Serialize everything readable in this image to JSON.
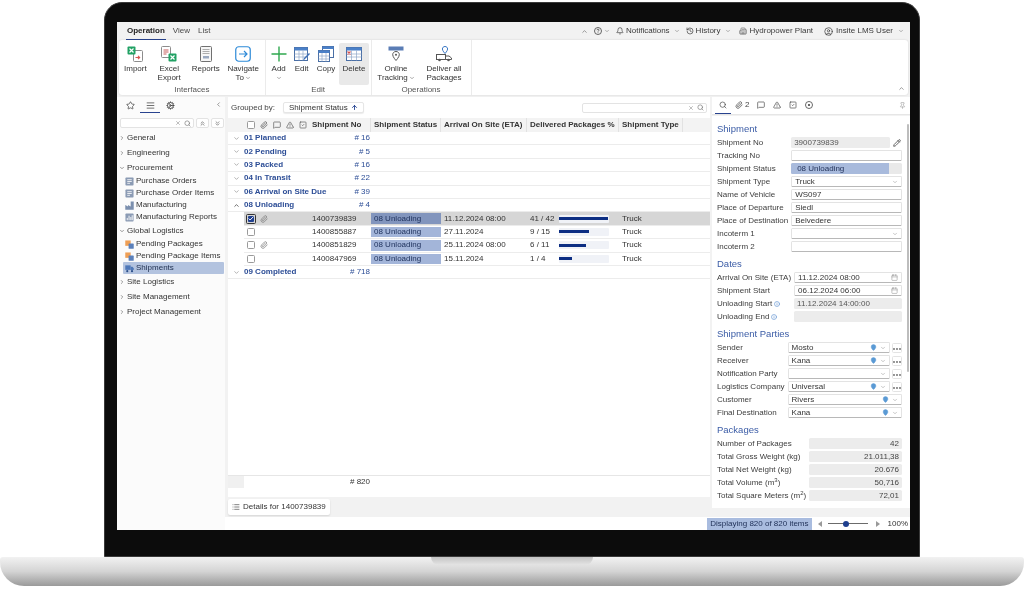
{
  "menu_tabs": [
    {
      "label": "Operation",
      "selected": true
    },
    {
      "label": "View",
      "selected": false
    },
    {
      "label": "List",
      "selected": false
    }
  ],
  "top_bar": {
    "notifications": "Notifications",
    "history": "History",
    "project": "Hydropower Plant",
    "user": "Insite LMS User"
  },
  "ribbon": {
    "groups": [
      {
        "label": "Interfaces",
        "buttons": [
          {
            "label": "Import",
            "dropdown": false,
            "hovered": false
          },
          {
            "label": "Excel Export",
            "dropdown": false,
            "hovered": false
          },
          {
            "label": "Reports",
            "dropdown": false,
            "hovered": false
          },
          {
            "label": "Navigate To",
            "dropdown": true,
            "hovered": false
          }
        ]
      },
      {
        "label": "Edit",
        "buttons": [
          {
            "label": "Add",
            "dropdown": true,
            "hovered": false
          },
          {
            "label": "Edit",
            "dropdown": false,
            "hovered": false
          },
          {
            "label": "Copy",
            "dropdown": false,
            "hovered": false
          },
          {
            "label": "Delete",
            "dropdown": false,
            "hovered": true
          }
        ]
      },
      {
        "label": "Operations",
        "buttons": [
          {
            "label": "Online Tracking",
            "dropdown": true,
            "hovered": false
          },
          {
            "label": "Deliver all Packages",
            "dropdown": false,
            "hovered": false
          }
        ]
      }
    ]
  },
  "sidebar": {
    "tabs": [
      {
        "selected": false
      },
      {
        "selected": true
      },
      {
        "selected": false
      }
    ],
    "tree": [
      {
        "label": "General",
        "expanded": false
      },
      {
        "label": "Engineering",
        "expanded": false
      },
      {
        "label": "Procurement",
        "expanded": true,
        "children": [
          {
            "label": "Purchase Orders",
            "selected": false
          },
          {
            "label": "Purchase Order Items",
            "selected": false
          },
          {
            "label": "Manufacturing",
            "selected": false
          },
          {
            "label": "Manufacturing Reports",
            "selected": false
          }
        ]
      },
      {
        "label": "Global Logistics",
        "expanded": true,
        "children": [
          {
            "label": "Pending Packages",
            "selected": false
          },
          {
            "label": "Pending Package Items",
            "selected": false
          },
          {
            "label": "Shipments",
            "selected": true
          }
        ]
      },
      {
        "label": "Site Logistics",
        "expanded": false
      },
      {
        "label": "Site Management",
        "expanded": false
      },
      {
        "label": "Project Management",
        "expanded": false
      }
    ]
  },
  "grid": {
    "grouped_by": "Grouped by:",
    "group_chip": "Shipment Status",
    "select_all_checked": false,
    "columns": [
      "Shipment No",
      "Shipment Status",
      "Arrival On Site (ETA)",
      "Delivered Packages %",
      "Shipment Type"
    ],
    "groups": [
      {
        "label": "01 Planned",
        "count": "# 16",
        "expanded": false
      },
      {
        "label": "02 Pending",
        "count": "# 5",
        "expanded": false
      },
      {
        "label": "03 Packed",
        "count": "# 16",
        "expanded": false
      },
      {
        "label": "04 In Transit",
        "count": "# 22",
        "expanded": false
      },
      {
        "label": "06 Arrival on Site Due",
        "count": "# 39",
        "expanded": false
      },
      {
        "label": "08 Unloading",
        "count": "# 4",
        "expanded": true,
        "rows": [
          {
            "selected": true,
            "checked": true,
            "attachment": true,
            "shipment_no": "1400739839",
            "status": "08 Unloading",
            "eta": "11.12.2024 08:00",
            "delivered": "41 / 42",
            "level": 0.976,
            "type": "Truck"
          },
          {
            "selected": false,
            "checked": false,
            "attachment": false,
            "shipment_no": "1400855887",
            "status": "08 Unloading",
            "eta": "27.11.2024",
            "delivered": "9 / 15",
            "level": 0.6,
            "type": "Truck"
          },
          {
            "selected": false,
            "checked": false,
            "attachment": true,
            "shipment_no": "1400851829",
            "status": "08 Unloading",
            "eta": "25.11.2024 08:00",
            "delivered": "6 / 11",
            "level": 0.545,
            "type": "Truck"
          },
          {
            "selected": false,
            "checked": false,
            "attachment": false,
            "shipment_no": "1400847969",
            "status": "08 Unloading",
            "eta": "15.11.2024",
            "delivered": "1 / 4",
            "level": 0.25,
            "type": "Truck"
          }
        ]
      },
      {
        "label": "09 Completed",
        "count": "# 718",
        "expanded": false
      }
    ],
    "total": "# 820",
    "details_button": "Details for 1400739839"
  },
  "details": {
    "tabs": [
      {
        "selected": true
      },
      {
        "count": "2",
        "selected": false
      },
      {
        "selected": false
      },
      {
        "selected": false
      },
      {
        "selected": false
      },
      {
        "selected": false
      }
    ],
    "sections": [
      {
        "title": "Shipment",
        "fields": [
          {
            "label": "Shipment No",
            "kind": "readonly",
            "value": "3900739839",
            "edit": true
          },
          {
            "label": "Tracking No",
            "kind": "text"
          },
          {
            "label": "Shipment Status",
            "kind": "status",
            "value": "08 Unloading",
            "level": 0.88
          },
          {
            "label": "Shipment Type",
            "kind": "select",
            "value": "Truck"
          },
          {
            "label": "Name of Vehicle",
            "kind": "text",
            "value": "WS097"
          },
          {
            "label": "Place of Departure",
            "kind": "text",
            "value": "Siedl"
          },
          {
            "label": "Place of Destination",
            "kind": "text",
            "value": "Belvedere"
          },
          {
            "label": "Incoterm 1",
            "kind": "select"
          },
          {
            "label": "Incoterm 2",
            "kind": "text"
          }
        ]
      },
      {
        "title": "Dates",
        "fields": [
          {
            "label": "Arrival On Site (ETA)",
            "kind": "date",
            "value": "11.12.2024 08:00"
          },
          {
            "label": "Shipment Start",
            "kind": "date",
            "value": "06.12.2024 06:00"
          },
          {
            "label": "Unloading Start",
            "kind": "readonly",
            "value": "11.12.2024 14:00:00",
            "info": true
          },
          {
            "label": "Unloading End",
            "kind": "readonly",
            "info": true
          }
        ]
      },
      {
        "title": "Shipment Parties",
        "fields": [
          {
            "label": "Sender",
            "kind": "lookup",
            "value": "Mosto",
            "pin": true,
            "more": true
          },
          {
            "label": "Receiver",
            "kind": "lookup",
            "value": "Kana",
            "pin": true,
            "more": true
          },
          {
            "label": "Notification Party",
            "kind": "lookup",
            "pin": false,
            "more": true
          },
          {
            "label": "Logistics Company",
            "kind": "lookup",
            "value": "Universal",
            "pin": true,
            "more": true
          },
          {
            "label": "Customer",
            "kind": "lookup",
            "value": "Rivers",
            "pin": true,
            "more": false
          },
          {
            "label": "Final Destination",
            "kind": "lookup",
            "value": "Kana",
            "pin": true,
            "more": false
          }
        ]
      },
      {
        "title": "Packages",
        "fields": [
          {
            "label": "Number of Packages",
            "kind": "number",
            "value": "42"
          },
          {
            "label": "Total Gross Weight (kg)",
            "kind": "number",
            "value": "21.011,38"
          },
          {
            "label": "Total Net Weight (kg)",
            "kind": "number",
            "value": "20.676"
          },
          {
            "label": "Total Volume (m$^{3}$)",
            "kind": "number",
            "value": "50,716"
          },
          {
            "label": "Total Square Meters (m$^{2}$)",
            "kind": "number",
            "value": "72,01"
          }
        ]
      }
    ]
  },
  "status_bar": {
    "summary": "Displaying 820 of 820 items",
    "zoom": {
      "level": 0.45,
      "reading": "100%"
    }
  }
}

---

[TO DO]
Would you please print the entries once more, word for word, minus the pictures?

[SOLVED PROBLEM]
Serialize everything readable in this image to JSON.
{
  "menu_tabs": [
    {
      "label": "Operation",
      "selected": true
    },
    {
      "label": "View",
      "selected": false
    },
    {
      "label": "List",
      "selected": false
    }
  ],
  "top_bar": {
    "notifications": "Notifications",
    "history": "History",
    "project": "Hydropower Plant",
    "user": "Insite LMS User"
  },
  "ribbon": {
    "groups": [
      {
        "label": "Interfaces",
        "buttons": [
          {
            "label": "Import",
            "dropdown": false,
            "hovered": false
          },
          {
            "label": "Excel Export",
            "dropdown": false,
            "hovered": false
          },
          {
            "label": "Reports",
            "dropdown": false,
            "hovered": false
          },
          {
            "label": "Navigate To",
            "dropdown": true,
            "hovered": false
          }
        ]
      },
      {
        "label": "Edit",
        "buttons": [
          {
            "label": "Add",
            "dropdown": true,
            "hovered": false
          },
          {
            "label": "Edit",
            "dropdown": false,
            "hovered": false
          },
          {
            "label": "Copy",
            "dropdown": false,
            "hovered": false
          },
          {
            "label": "Delete",
            "dropdown": false,
            "hovered": true
          }
        ]
      },
      {
        "label": "Operations",
        "buttons": [
          {
            "label": "Online Tracking",
            "dropdown": true,
            "hovered": false
          },
          {
            "label": "Deliver all Packages",
            "dropdown": false,
            "hovered": false
          }
        ]
      }
    ]
  },
  "sidebar": {
    "tabs": [
      {
        "selected": false
      },
      {
        "selected": true
      },
      {
        "selected": false
      }
    ],
    "tree": [
      {
        "label": "General",
        "expanded": false
      },
      {
        "label": "Engineering",
        "expanded": false
      },
      {
        "label": "Procurement",
        "expanded": true,
        "children": [
          {
            "label": "Purchase Orders",
            "selected": false
          },
          {
            "label": "Purchase Order Items",
            "selected": false
          },
          {
            "label": "Manufacturing",
            "selected": false
          },
          {
            "label": "Manufacturing Reports",
            "selected": false
          }
        ]
      },
      {
        "label": "Global Logistics",
        "expanded": true,
        "children": [
          {
            "label": "Pending Packages",
            "selected": false
          },
          {
            "label": "Pending Package Items",
            "selected": false
          },
          {
            "label": "Shipments",
            "selected": true
          }
        ]
      },
      {
        "label": "Site Logistics",
        "expanded": false
      },
      {
        "label": "Site Management",
        "expanded": false
      },
      {
        "label": "Project Management",
        "expanded": false
      }
    ]
  },
  "grid": {
    "grouped_by": "Grouped by:",
    "group_chip": "Shipment Status",
    "select_all_checked": false,
    "columns": [
      "Shipment No",
      "Shipment Status",
      "Arrival On Site (ETA)",
      "Delivered Packages %",
      "Shipment Type"
    ],
    "groups": [
      {
        "label": "01 Planned",
        "count": "# 16",
        "expanded": false
      },
      {
        "label": "02 Pending",
        "count": "# 5",
        "expanded": false
      },
      {
        "label": "03 Packed",
        "count": "# 16",
        "expanded": false
      },
      {
        "label": "04 In Transit",
        "count": "# 22",
        "expanded": false
      },
      {
        "label": "06 Arrival on Site Due",
        "count": "# 39",
        "expanded": false
      },
      {
        "label": "08 Unloading",
        "count": "# 4",
        "expanded": true,
        "rows": [
          {
            "selected": true,
            "checked": true,
            "attachment": true,
            "shipment_no": "1400739839",
            "status": "08 Unloading",
            "eta": "11.12.2024 08:00",
            "delivered": "41 / 42",
            "level": 0.976,
            "type": "Truck"
          },
          {
            "selected": false,
            "checked": false,
            "attachment": false,
            "shipment_no": "1400855887",
            "status": "08 Unloading",
            "eta": "27.11.2024",
            "delivered": "9 / 15",
            "level": 0.6,
            "type": "Truck"
          },
          {
            "selected": false,
            "checked": false,
            "attachment": true,
            "shipment_no": "1400851829",
            "status": "08 Unloading",
            "eta": "25.11.2024 08:00",
            "delivered": "6 / 11",
            "level": 0.545,
            "type": "Truck"
          },
          {
            "selected": false,
            "checked": false,
            "attachment": false,
            "shipment_no": "1400847969",
            "status": "08 Unloading",
            "eta": "15.11.2024",
            "delivered": "1 / 4",
            "level": 0.25,
            "type": "Truck"
          }
        ]
      },
      {
        "label": "09 Completed",
        "count": "# 718",
        "expanded": false
      }
    ],
    "total": "# 820",
    "details_button": "Details for 1400739839"
  },
  "details": {
    "tabs": [
      {
        "selected": true
      },
      {
        "count": "2",
        "selected": false
      },
      {
        "selected": false
      },
      {
        "selected": false
      },
      {
        "selected": false
      },
      {
        "selected": false
      }
    ],
    "sections": [
      {
        "title": "Shipment",
        "fields": [
          {
            "label": "Shipment No",
            "kind": "readonly",
            "value": "3900739839",
            "edit": true
          },
          {
            "label": "Tracking No",
            "kind": "text"
          },
          {
            "label": "Shipment Status",
            "kind": "status",
            "value": "08 Unloading",
            "level": 0.88
          },
          {
            "label": "Shipment Type",
            "kind": "select",
            "value": "Truck"
          },
          {
            "label": "Name of Vehicle",
            "kind": "text",
            "value": "WS097"
          },
          {
            "label": "Place of Departure",
            "kind": "text",
            "value": "Siedl"
          },
          {
            "label": "Place of Destination",
            "kind": "text",
            "value": "Belvedere"
          },
          {
            "label": "Incoterm 1",
            "kind": "select"
          },
          {
            "label": "Incoterm 2",
            "kind": "text"
          }
        ]
      },
      {
        "title": "Dates",
        "fields": [
          {
            "label": "Arrival On Site (ETA)",
            "kind": "date",
            "value": "11.12.2024 08:00"
          },
          {
            "label": "Shipment Start",
            "kind": "date",
            "value": "06.12.2024 06:00"
          },
          {
            "label": "Unloading Start",
            "kind": "readonly",
            "value": "11.12.2024 14:00:00",
            "info": true
          },
          {
            "label": "Unloading End",
            "kind": "readonly",
            "info": true
          }
        ]
      },
      {
        "title": "Shipment Parties",
        "fields": [
          {
            "label": "Sender",
            "kind": "lookup",
            "value": "Mosto",
            "pin": true,
            "more": true
          },
          {
            "label": "Receiver",
            "kind": "lookup",
            "value": "Kana",
            "pin": true,
            "more": true
          },
          {
            "label": "Notification Party",
            "kind": "lookup",
            "pin": false,
            "more": true
          },
          {
            "label": "Logistics Company",
            "kind": "lookup",
            "value": "Universal",
            "pin": true,
            "more": true
          },
          {
            "label": "Customer",
            "kind": "lookup",
            "value": "Rivers",
            "pin": true,
            "more": false
          },
          {
            "label": "Final Destination",
            "kind": "lookup",
            "value": "Kana",
            "pin": true,
            "more": false
          }
        ]
      },
      {
        "title": "Packages",
        "fields": [
          {
            "label": "Number of Packages",
            "kind": "number",
            "value": "42"
          },
          {
            "label": "Total Gross Weight (kg)",
            "kind": "number",
            "value": "21.011,38"
          },
          {
            "label": "Total Net Weight (kg)",
            "kind": "number",
            "value": "20.676"
          },
          {
            "label": "Total Volume (m$^{3}$)",
            "kind": "number",
            "value": "50,716"
          },
          {
            "label": "Total Square Meters (m$^{2}$)",
            "kind": "number",
            "value": "72,01"
          }
        ]
      }
    ]
  },
  "status_bar": {
    "summary": "Displaying 820 of 820 items",
    "zoom": {
      "level": 0.45,
      "reading": "100%"
    }
  }
}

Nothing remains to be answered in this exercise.